Like many librarians, I’m a pleaser. I want to say “yes.” Oh, I may buck at authority structures, but really, I want to make the world a better place and everyone’s day brighter. (Obviously, unlike some bloggers, I have never been accused of being the incorrigibly pessimistic Annoyed Librarian.)
I want to find the best answer to your ref question, I want to reform your small dysfunctional non-profit, I want to find the book that will turn the head of your reluctant reader, and I want to do everything brilliantly and on time.
Of course I also want to have a life. Ha ha.
I tend to attribute this personality trait of mine to being socialized as a girl child (particularly within my educated, middle class social location) but I think there is also an element of people-pleasing in the culture of niceness endemic to librarianship. (Not all together separable, seeing as it’s a largely feminized profession, but I digress…)
However, knowing I’m not alone in this boat, I wanted to share a nice moment I had recently.

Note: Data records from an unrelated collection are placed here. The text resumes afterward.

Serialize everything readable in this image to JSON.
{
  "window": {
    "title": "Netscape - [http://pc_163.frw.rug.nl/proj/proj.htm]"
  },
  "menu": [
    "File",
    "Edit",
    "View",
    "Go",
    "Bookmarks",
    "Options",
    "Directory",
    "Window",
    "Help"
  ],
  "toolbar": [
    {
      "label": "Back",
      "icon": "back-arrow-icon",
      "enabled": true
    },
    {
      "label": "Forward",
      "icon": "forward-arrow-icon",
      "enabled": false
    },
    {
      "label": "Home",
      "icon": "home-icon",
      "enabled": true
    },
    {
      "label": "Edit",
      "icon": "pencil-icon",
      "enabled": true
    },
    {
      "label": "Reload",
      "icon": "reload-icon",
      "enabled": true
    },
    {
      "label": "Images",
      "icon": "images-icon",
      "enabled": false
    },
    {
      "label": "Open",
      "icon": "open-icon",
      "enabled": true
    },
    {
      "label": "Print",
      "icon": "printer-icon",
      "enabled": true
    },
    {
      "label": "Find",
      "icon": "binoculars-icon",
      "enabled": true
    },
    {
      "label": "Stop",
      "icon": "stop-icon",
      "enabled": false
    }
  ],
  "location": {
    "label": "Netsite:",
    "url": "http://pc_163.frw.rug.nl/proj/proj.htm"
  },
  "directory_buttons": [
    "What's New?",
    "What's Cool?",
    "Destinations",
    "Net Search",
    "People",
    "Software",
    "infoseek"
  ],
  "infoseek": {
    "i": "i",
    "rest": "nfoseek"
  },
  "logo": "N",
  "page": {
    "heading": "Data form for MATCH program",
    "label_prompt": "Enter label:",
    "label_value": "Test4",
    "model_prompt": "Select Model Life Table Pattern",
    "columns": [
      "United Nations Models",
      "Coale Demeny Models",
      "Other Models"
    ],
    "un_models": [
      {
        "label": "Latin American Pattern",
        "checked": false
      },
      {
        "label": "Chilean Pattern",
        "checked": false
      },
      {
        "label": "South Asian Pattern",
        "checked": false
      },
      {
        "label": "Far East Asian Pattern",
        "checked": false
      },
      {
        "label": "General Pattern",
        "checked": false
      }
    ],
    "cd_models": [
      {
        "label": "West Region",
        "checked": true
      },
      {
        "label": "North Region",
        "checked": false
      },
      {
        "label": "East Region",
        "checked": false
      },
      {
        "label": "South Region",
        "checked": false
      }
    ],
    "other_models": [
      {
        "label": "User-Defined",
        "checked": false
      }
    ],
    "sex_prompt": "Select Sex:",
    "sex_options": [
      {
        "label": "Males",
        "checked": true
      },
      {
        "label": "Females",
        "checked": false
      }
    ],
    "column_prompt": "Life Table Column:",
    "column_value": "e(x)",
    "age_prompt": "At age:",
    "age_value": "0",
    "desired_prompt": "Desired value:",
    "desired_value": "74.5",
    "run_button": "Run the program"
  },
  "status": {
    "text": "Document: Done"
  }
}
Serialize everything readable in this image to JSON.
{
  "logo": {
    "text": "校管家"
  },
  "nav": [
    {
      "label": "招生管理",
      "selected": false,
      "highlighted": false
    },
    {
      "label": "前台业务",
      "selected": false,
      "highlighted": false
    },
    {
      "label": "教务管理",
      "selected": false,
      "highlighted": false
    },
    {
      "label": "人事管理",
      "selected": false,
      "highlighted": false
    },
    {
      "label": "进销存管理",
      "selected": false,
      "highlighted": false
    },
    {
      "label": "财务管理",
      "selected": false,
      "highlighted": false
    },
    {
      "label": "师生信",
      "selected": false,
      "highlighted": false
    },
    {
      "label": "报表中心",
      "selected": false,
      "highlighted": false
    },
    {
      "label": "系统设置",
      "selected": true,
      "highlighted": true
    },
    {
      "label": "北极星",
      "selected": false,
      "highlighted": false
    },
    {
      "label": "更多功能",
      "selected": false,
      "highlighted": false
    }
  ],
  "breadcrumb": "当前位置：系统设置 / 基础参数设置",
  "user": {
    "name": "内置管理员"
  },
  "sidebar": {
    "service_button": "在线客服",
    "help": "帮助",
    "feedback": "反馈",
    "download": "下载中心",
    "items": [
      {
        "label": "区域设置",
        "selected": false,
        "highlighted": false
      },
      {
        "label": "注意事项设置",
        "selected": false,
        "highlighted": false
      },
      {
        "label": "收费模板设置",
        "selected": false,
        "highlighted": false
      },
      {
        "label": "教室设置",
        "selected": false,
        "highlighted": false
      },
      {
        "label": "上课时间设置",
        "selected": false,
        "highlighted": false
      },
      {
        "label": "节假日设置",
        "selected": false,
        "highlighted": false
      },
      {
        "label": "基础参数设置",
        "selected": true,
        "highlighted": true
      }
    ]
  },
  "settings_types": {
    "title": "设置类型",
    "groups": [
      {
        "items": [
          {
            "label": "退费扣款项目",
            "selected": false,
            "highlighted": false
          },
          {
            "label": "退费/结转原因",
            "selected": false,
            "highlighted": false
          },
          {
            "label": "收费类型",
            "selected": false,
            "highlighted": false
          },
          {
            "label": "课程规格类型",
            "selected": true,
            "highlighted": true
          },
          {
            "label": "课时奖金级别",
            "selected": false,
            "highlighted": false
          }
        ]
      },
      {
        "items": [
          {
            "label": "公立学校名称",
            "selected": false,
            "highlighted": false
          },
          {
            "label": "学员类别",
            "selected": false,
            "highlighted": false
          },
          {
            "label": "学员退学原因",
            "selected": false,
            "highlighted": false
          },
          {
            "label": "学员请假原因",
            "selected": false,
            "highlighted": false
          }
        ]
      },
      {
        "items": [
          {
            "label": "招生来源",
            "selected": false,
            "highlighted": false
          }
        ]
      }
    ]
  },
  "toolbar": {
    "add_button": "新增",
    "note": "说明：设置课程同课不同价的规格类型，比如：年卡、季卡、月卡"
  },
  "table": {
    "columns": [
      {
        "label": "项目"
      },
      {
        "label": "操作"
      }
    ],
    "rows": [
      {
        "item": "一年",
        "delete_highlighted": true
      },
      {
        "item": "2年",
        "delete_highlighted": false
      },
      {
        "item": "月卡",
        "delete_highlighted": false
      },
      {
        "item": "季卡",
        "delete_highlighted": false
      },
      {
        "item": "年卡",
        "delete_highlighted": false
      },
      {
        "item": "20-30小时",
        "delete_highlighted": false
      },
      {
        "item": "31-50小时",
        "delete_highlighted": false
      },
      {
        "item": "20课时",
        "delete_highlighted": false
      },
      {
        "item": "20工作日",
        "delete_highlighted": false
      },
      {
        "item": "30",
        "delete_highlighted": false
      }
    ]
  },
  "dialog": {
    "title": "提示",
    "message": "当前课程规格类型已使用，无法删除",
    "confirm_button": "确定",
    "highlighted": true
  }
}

I was approached to do a little sideline work (yes, *more* work…the last thing I need, right? oy.). And it was work I wanted to do – work I knew I could do well, was of interest to me, and I felt could make a difference in the world.
I had a heads-up that this work offer might be coming, so I had a couple of days in which to dither about it. So I dithered. I mentioned it to my partner who emphasized to me that I do not need more work. I journalled about it: how I don’t need more work, but didn’t it sound cool, and how unfortunate that it had to happen now. I thought about who I could recommend that would be a good fit for the contract and might have the time to squeeze it in. So when the official approach came, I was more or less prepared to say “no.”
But it was still hard! I sat with my email reply window staring at me for a few minutes before beginning to type. I dithered some more. Waffled a bit. Looked at my calendar up down and sideways, wondering if there were perhaps some secret extra day in the week I just hadn’t noticed yet. Worried about turning down paid work in this kinda-scary economy. And eventually responded, as I knew I would have to, that I was interested but just unable to commit to more work at this time.
I also added that I was sorry to have to pass up this opportunity, that I’d love to be kept in mind for future work along the same lines, and when I expected that I would be more available to take on such a new project. <–This is something I learned from my partner, who is a health care practitioner in private practice and has to manage wait lists, plan contracts in advance, make referrals, etc. Some people just want a referral to someone else if you’re too busy, and others want to wait until you are available. It sounds uber-obvious when I lay it out like this, but for me it’s still a struggle to transition from “I can do everything…until I burn out and then I can’t!” to “I can’t do this now but let me be upfront and tell you if and when I could do something similar so you can make an educated decision about your next steps.” It’s still hard to say “no,” even when it’s “no, but.”
I’m excited to be setting those boundaries. It’s how I would want to be treated. And it tends to work out well, in my experience, as others seem to appreciate the honesty and do come back later when I have said I’d have more time. Giving me yet more work, of course, but at least it’s getting more manageable the more I say “no” and the better I get at sussing out and pinning down early on in a proposal/offer exactly what the parameters of the work will be.